Now, the typical artist can’t just choose to be Bowie—but they can take his lead, and recognize the importance of a pause, a break, and a recharge. Most successful artists I know carve out time in their busy schedules to step away from the studio, to reconnect with what makes them human—spending time on vacation, with family, or on an artistic retreat. This can also be an antidote to a creative rut. When an artist is on a roll, it can be tempting to keep doing the same old thing, to abide by the mantra of “if it’s not broke, why fix it?”
And while we can’t all be as famous as David Bowie, we can also experiment with our own kinds of artistic shapeshifting. I’m reminded of the writer J.K. Rowling of Harry Potter fame, who decided to try her hand at detective fiction, writing under the non de plume of Richard Galbraith. If you find yourself locked into one creative path, why not allow yourself the liberty of a whole new persona who can do things differently—who can enliven your painting practice by going wild with video, performance, or other media that seems new and a little risky?
Now, this doesn’t mean you have to invent elaborate costumes, change your hairstyle, and wear lightning-bolt makeup on your face. Inventing a new artistic persona can be a thought experiment, one that you undertake in private. Start with a blank canvas: What might your creative alter ego be named? What kind of artwork would she make, and how would she interact with dealers, studio visitors, and critics? If you tend to be reserved, calm, and a bit of a push-over, perhaps your creative alter-ego is brash, extremely confident, and a relentless dealmaker.
Ask this new persona how she feels about the career path you’re on. Is it too intense, or too undefined? What could help push things forward? Remember to take time out for yourself to recharge, rethink, and reassess what’s working and not working in your creative process. And don’t forget to get outside of the studio sometimes, to interact with the art world in person. Van Gogh was an artistic genius, but we only recognize that now; in his lifetime, he basically toiled in obscurity. Talent is fuel for your engine, but you’re not going to get very far if you don’t surround yourself with the right people, and if you’re not willing to promote and exhibit your own work.

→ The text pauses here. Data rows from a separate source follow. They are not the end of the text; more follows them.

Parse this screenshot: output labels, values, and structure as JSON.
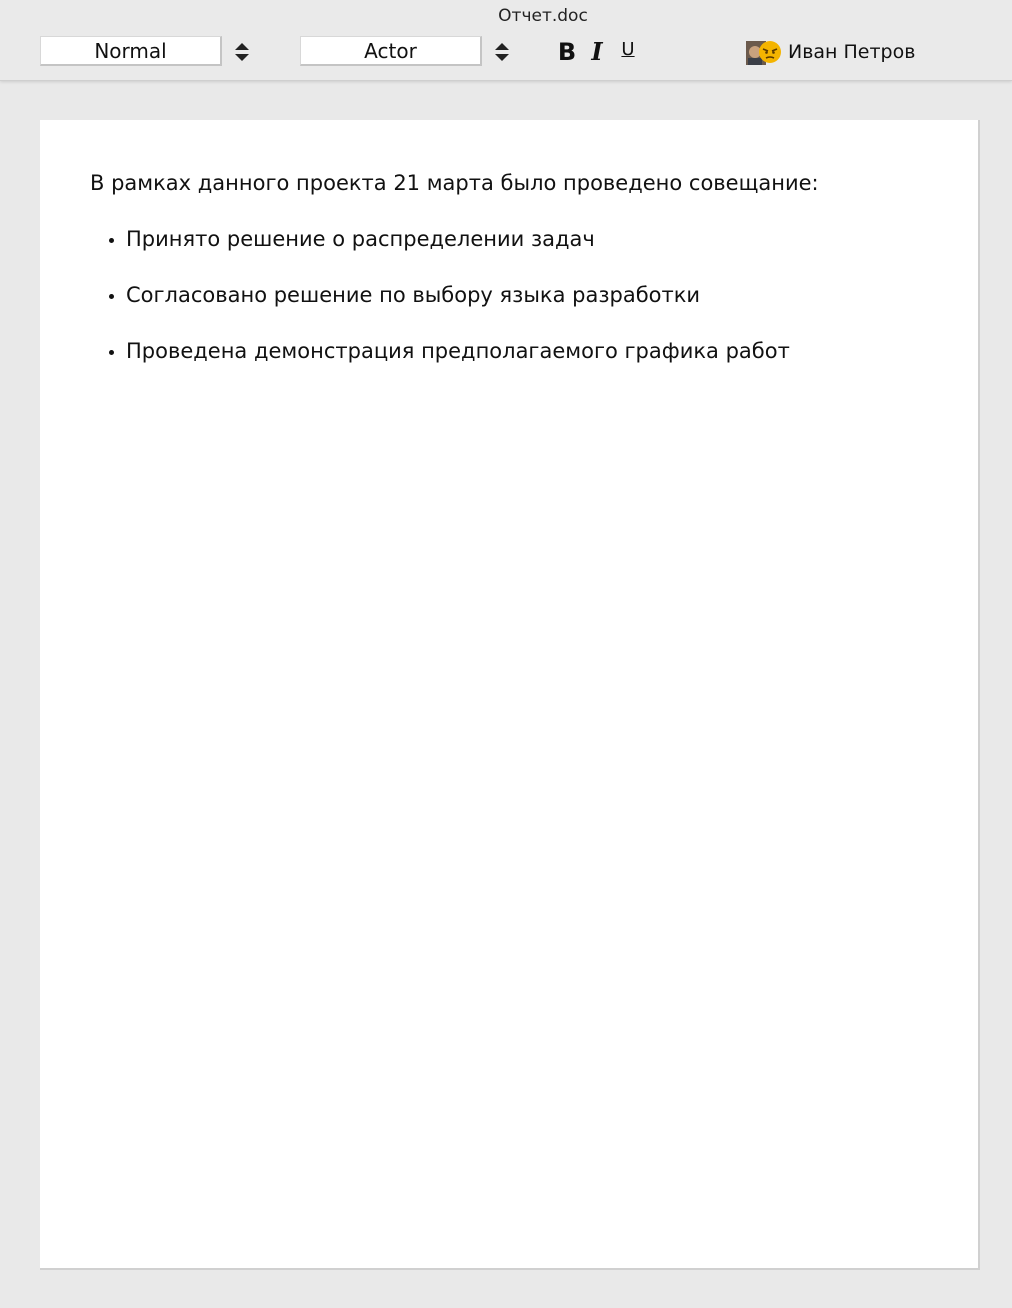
{
  "window": {
    "title": "Отчет.doc"
  },
  "toolbar": {
    "style_select": {
      "value": "Normal"
    },
    "font_select": {
      "value": "Actor"
    },
    "bold_label": "B",
    "italic_label": "I",
    "underline_label": "U",
    "user_name": "Иван Петров"
  },
  "document": {
    "paragraph": "В рамках данного проекта 21 марта было проведено совещание:",
    "bullets": [
      "Принято решение о распределении задач",
      "Согласовано решение по выбору языка разработки",
      "Проведена демонстрация предполагаемого графика работ"
    ]
  },
  "icons": {
    "stepper": "up-down-arrows-icon",
    "avatar": "user-avatar-icon"
  }
}
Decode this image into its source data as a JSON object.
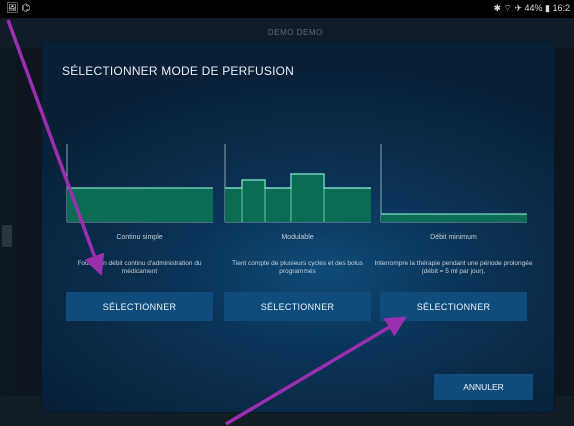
{
  "status_bar": {
    "left_icons": "🖼 ⌬",
    "right_text": "✱ ⌔ ✈ 44% ▮ 16:2"
  },
  "app_header": {
    "text": "DEMO DEMO"
  },
  "modal": {
    "title": "SÉLECTIONNER MODE DE PERFUSION",
    "options": [
      {
        "name": "Continu simple",
        "description": "Fournit un débit continu d'administration du médicament",
        "button_label": "SÉLECTIONNER",
        "diagram": "flat-continuous"
      },
      {
        "name": "Modulable",
        "description": "Tient compte de plusieurs cycles et des bolus programmés",
        "button_label": "SÉLECTIONNER",
        "diagram": "modulated-bolus"
      },
      {
        "name": "Débit minimum",
        "description": "Interrompre la thérapie pendant une période prolongée (débit = 5 ml par jour).",
        "button_label": "SÉLECTIONNER",
        "diagram": "minimum-flow"
      }
    ],
    "cancel_label": "ANNULER"
  },
  "colors": {
    "diagram_fill": "#0c6b55",
    "diagram_line": "#7ee0c2",
    "button_bg": "#0f4c7c",
    "annotation_arrow": "#9a2fb0"
  }
}
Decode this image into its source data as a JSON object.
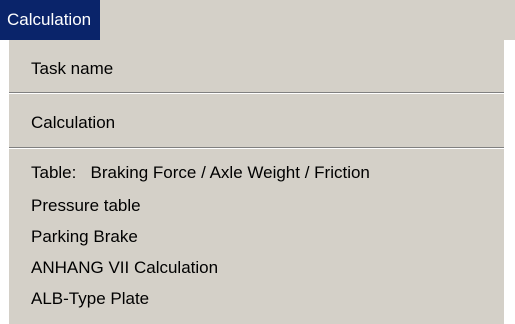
{
  "menu": {
    "title": "Calculation",
    "items": [
      {
        "label": "Task name"
      },
      {
        "label": "Calculation"
      },
      {
        "label": "Table:   Braking Force / Axle Weight / Friction"
      },
      {
        "label": "Pressure table"
      },
      {
        "label": "Parking Brake"
      },
      {
        "label": "ANHANG VII Calculation"
      },
      {
        "label": "ALB-Type Plate"
      }
    ]
  },
  "colors": {
    "highlight": "#0a246a",
    "menu_background": "#d4d0c8",
    "separator_shadow": "#808080",
    "separator_light": "#ffffff"
  }
}
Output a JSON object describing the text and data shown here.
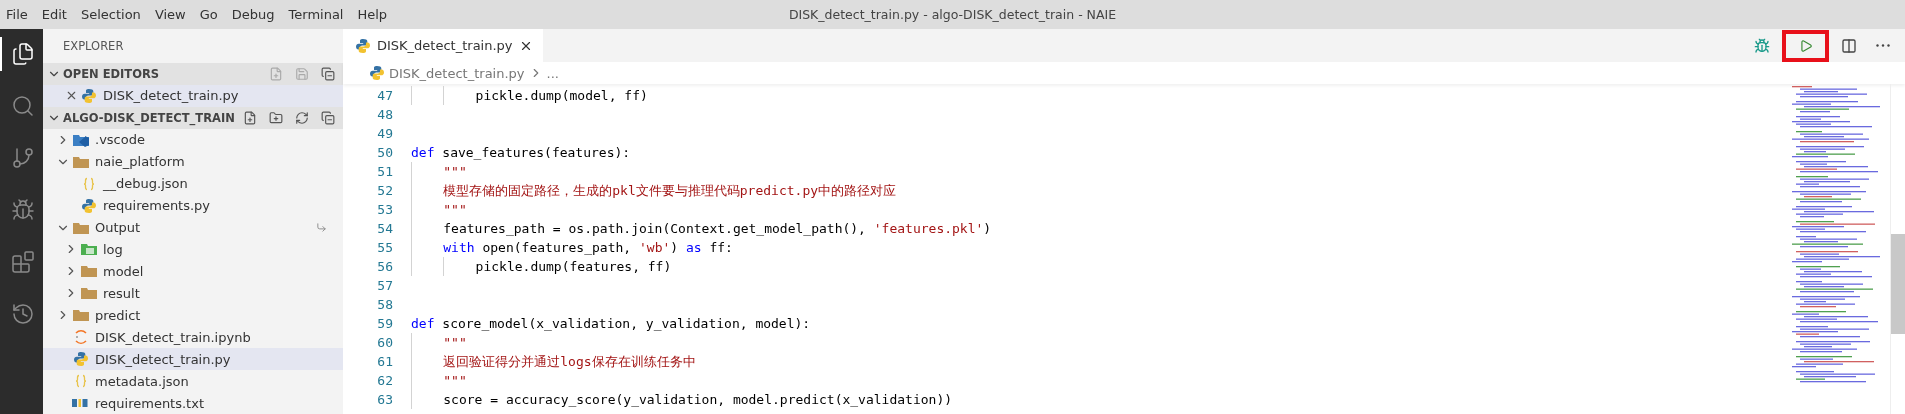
{
  "menu_bar": {
    "menus": [
      "File",
      "Edit",
      "Selection",
      "View",
      "Go",
      "Debug",
      "Terminal",
      "Help"
    ],
    "title": "DISK_detect_train.py - algo-DISK_detect_train - NAIE"
  },
  "activity_bar": [
    {
      "kind": "files",
      "selected": true
    },
    {
      "kind": "search",
      "selected": false
    },
    {
      "kind": "source-control",
      "selected": false
    },
    {
      "kind": "debug",
      "selected": false
    },
    {
      "kind": "extensions",
      "selected": false
    },
    {
      "kind": "history",
      "selected": false
    }
  ],
  "sidebar": {
    "title": "EXPLORER",
    "open_editors": {
      "label": "OPEN EDITORS",
      "expanded": true,
      "items": [
        {
          "label": "DISK_detect_train.py",
          "kind": "python",
          "selected": true
        }
      ]
    },
    "project": {
      "label": "ALGO-DISK_DETECT_TRAIN",
      "expanded": true,
      "items": [
        {
          "label": ".vscode",
          "kind": "vscode-folder",
          "expanded": false,
          "selected": false
        },
        {
          "label": "naie_platform",
          "kind": "folder",
          "expanded": true,
          "selected": false,
          "children": [
            {
              "label": "__debug.json",
              "kind": "json",
              "selected": false
            },
            {
              "label": "requirements.py",
              "kind": "python",
              "selected": false
            }
          ]
        },
        {
          "label": "Output",
          "kind": "folder",
          "expanded": true,
          "selected": false,
          "children": [
            {
              "label": "log",
              "kind": "log-folder",
              "expanded": false,
              "selected": false
            },
            {
              "label": "model",
              "kind": "folder",
              "expanded": false,
              "selected": false
            },
            {
              "label": "result",
              "kind": "folder",
              "expanded": false,
              "selected": false
            }
          ]
        },
        {
          "label": "predict",
          "kind": "folder",
          "expanded": false,
          "selected": false
        },
        {
          "label": "DISK_detect_train.ipynb",
          "kind": "notebook",
          "selected": false
        },
        {
          "label": "DISK_detect_train.py",
          "kind": "python",
          "selected": true
        },
        {
          "label": "metadata.json",
          "kind": "json",
          "selected": false
        },
        {
          "label": "requirements.txt",
          "kind": "text",
          "selected": false
        }
      ]
    }
  },
  "editor": {
    "tabs": [
      {
        "label": "DISK_detect_train.py",
        "selected": true
      }
    ],
    "actions": [
      {
        "kind": "debug",
        "highlighted": false
      },
      {
        "kind": "run",
        "highlighted": true
      },
      {
        "kind": "split",
        "highlighted": false
      },
      {
        "kind": "more",
        "highlighted": false
      }
    ],
    "breadcrumb": [
      "DISK_detect_train.py",
      "..."
    ],
    "lines": [
      {
        "number": "47",
        "tokens": [
          {
            "kind": "plain",
            "text": "        pickle.dump(model, ff)"
          }
        ]
      },
      {
        "number": "48"
      },
      {
        "number": "49"
      },
      {
        "number": "50",
        "tokens": [
          {
            "kind": "keyword",
            "text": "def"
          },
          {
            "kind": "plain",
            "text": " save_features(features):"
          }
        ]
      },
      {
        "number": "51",
        "tokens": [
          {
            "kind": "string",
            "text": "    \"\"\""
          }
        ]
      },
      {
        "number": "52",
        "tokens": [
          {
            "kind": "string",
            "text": "    模型存储的固定路径，生成的pkl文件要与推理代码predict.py中的路径对应"
          }
        ]
      },
      {
        "number": "53",
        "tokens": [
          {
            "kind": "string",
            "text": "    \"\"\""
          }
        ]
      },
      {
        "number": "54",
        "tokens": [
          {
            "kind": "plain",
            "text": "    features_path = os.path.join(Context.get_model_path(), "
          },
          {
            "kind": "string",
            "text": "'features.pkl'"
          },
          {
            "kind": "plain",
            "text": ")"
          }
        ]
      },
      {
        "number": "55",
        "tokens": [
          {
            "kind": "keyword",
            "text": "    with"
          },
          {
            "kind": "plain",
            "text": " open(features_path, "
          },
          {
            "kind": "string",
            "text": "'wb'"
          },
          {
            "kind": "plain",
            "text": ") "
          },
          {
            "kind": "keyword",
            "text": "as"
          },
          {
            "kind": "plain",
            "text": " ff:"
          }
        ]
      },
      {
        "number": "56",
        "tokens": [
          {
            "kind": "plain",
            "text": "        pickle.dump(features, ff)"
          }
        ]
      },
      {
        "number": "57"
      },
      {
        "number": "58"
      },
      {
        "number": "59",
        "tokens": [
          {
            "kind": "keyword",
            "text": "def"
          },
          {
            "kind": "plain",
            "text": " score_model(x_validation, y_validation, model):"
          }
        ]
      },
      {
        "number": "60",
        "tokens": [
          {
            "kind": "string",
            "text": "    \"\"\""
          }
        ]
      },
      {
        "number": "61",
        "tokens": [
          {
            "kind": "string",
            "text": "    返回验证得分并通过logs保存在训练任务中"
          }
        ]
      },
      {
        "number": "62",
        "tokens": [
          {
            "kind": "string",
            "text": "    \"\"\""
          }
        ]
      },
      {
        "number": "63",
        "tokens": [
          {
            "kind": "plain",
            "text": "    score = accuracy_score(y_validation, model.predict(x_validation))"
          }
        ]
      }
    ]
  }
}
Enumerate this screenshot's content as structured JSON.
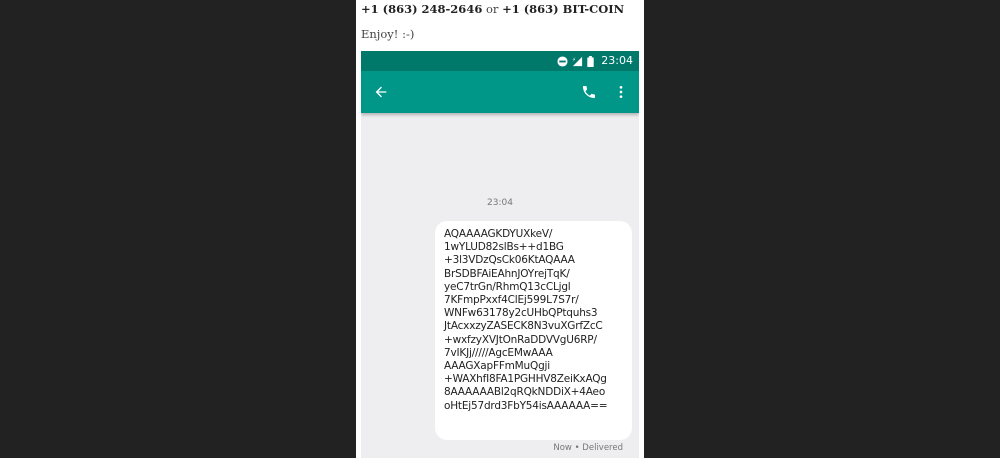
{
  "doc": {
    "phone_number": "+1 (863) 248-2646",
    "connector": "or",
    "phone_alias": "+1 (863) BIT-COIN",
    "closing": "Enjoy! :-)"
  },
  "phone": {
    "status_bar": {
      "time": "23:04",
      "icons": [
        "do-not-disturb-icon",
        "signal-icon",
        "battery-icon"
      ],
      "color": "#00796b"
    },
    "app_bar": {
      "color": "#009688",
      "icons": [
        "back-arrow-icon",
        "phone-call-icon",
        "more-vert-icon"
      ]
    },
    "conversation": {
      "timestamp": "23:04",
      "message_lines": [
        "AQAAAAGKDYUXkeV/",
        "1wYLUD82slBs++d1BG",
        "+3l3VDzQsCk06KtAQAAA",
        "BrSDBFAiEAhnJOYrejTqK/",
        "yeC7trGn/RhmQ13cCLjgl",
        "7KFmpPxxf4ClEj599L7S7r/",
        "WNFw63178y2cUHbQPtquhs3",
        "JtAcxxzyZASECK8N3vuXGrfZcC",
        "+wxfzyXVJtOnRaDDVVgU6RP/",
        "7vIKJj/////AgcEMwAAA",
        "AAAGXapFFmMuQgji",
        "+WAXhfI8FA1PGHHV8ZeiKxAQg",
        "8AAAAAABl2qRQkNDDiX+4Aeo",
        "oHtEj57drd3FbY54isAAAAAA=="
      ],
      "delivery_status": "Now • Delivered"
    }
  }
}
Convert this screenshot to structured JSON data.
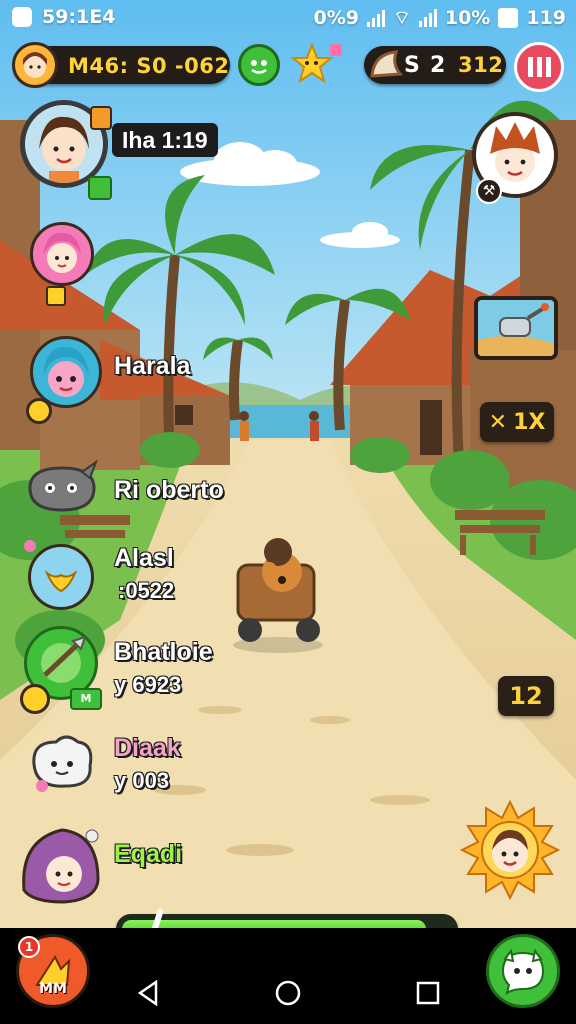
{
  "status_bar": {
    "time": "59:1E4",
    "right_text_1": "0%9",
    "right_text_2": "10%",
    "right_text_3": "119"
  },
  "hud": {
    "coins": "M46: S0 -062",
    "resource_a": "S",
    "resource_b": "2",
    "resource_c": "312",
    "pause_icon": "pause-icon"
  },
  "player": {
    "name": "Iha 1:19"
  },
  "roster": [
    {
      "name": "Harala",
      "sub": ""
    },
    {
      "name": "Ri oberto",
      "sub": ""
    },
    {
      "name": "Alasl",
      "sub": ":0522"
    },
    {
      "name": "Bhatloie",
      "sub": "y   6923"
    },
    {
      "name": "Diaak",
      "sub": "y  003"
    },
    {
      "name": "Eqadi",
      "sub": ""
    }
  ],
  "side_items": {
    "tool_count": "1X",
    "level": "12"
  },
  "bottom": {
    "left_button_label": "MM",
    "left_button_badge": "1",
    "progress_pct": 92
  },
  "colors": {
    "sky": "#6cc6f0",
    "sand": "#e9d3a0",
    "grass": "#5fa83a",
    "pause_red": "#e84a5f",
    "progress_green": "#5fd634",
    "name_pink": "#f5a3c6",
    "name_green": "#9ff24a"
  }
}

Case in point: A British meditation guide named Tom Evans, whose business soared thanks to how open he was to the possibilities and potentials around him. In my book, The Modern Artist’s Way, I explore how Tom’s modestly successful publishing business—with an impressive 16 books published over the course of a decade—exploded when he joined forces with a new meditation app, Insight Timer. Fast-forward to the present day, and this once niche author is now a beloved staple of the online meditation scene, with over 2 million fans having listened to his meditation sessions.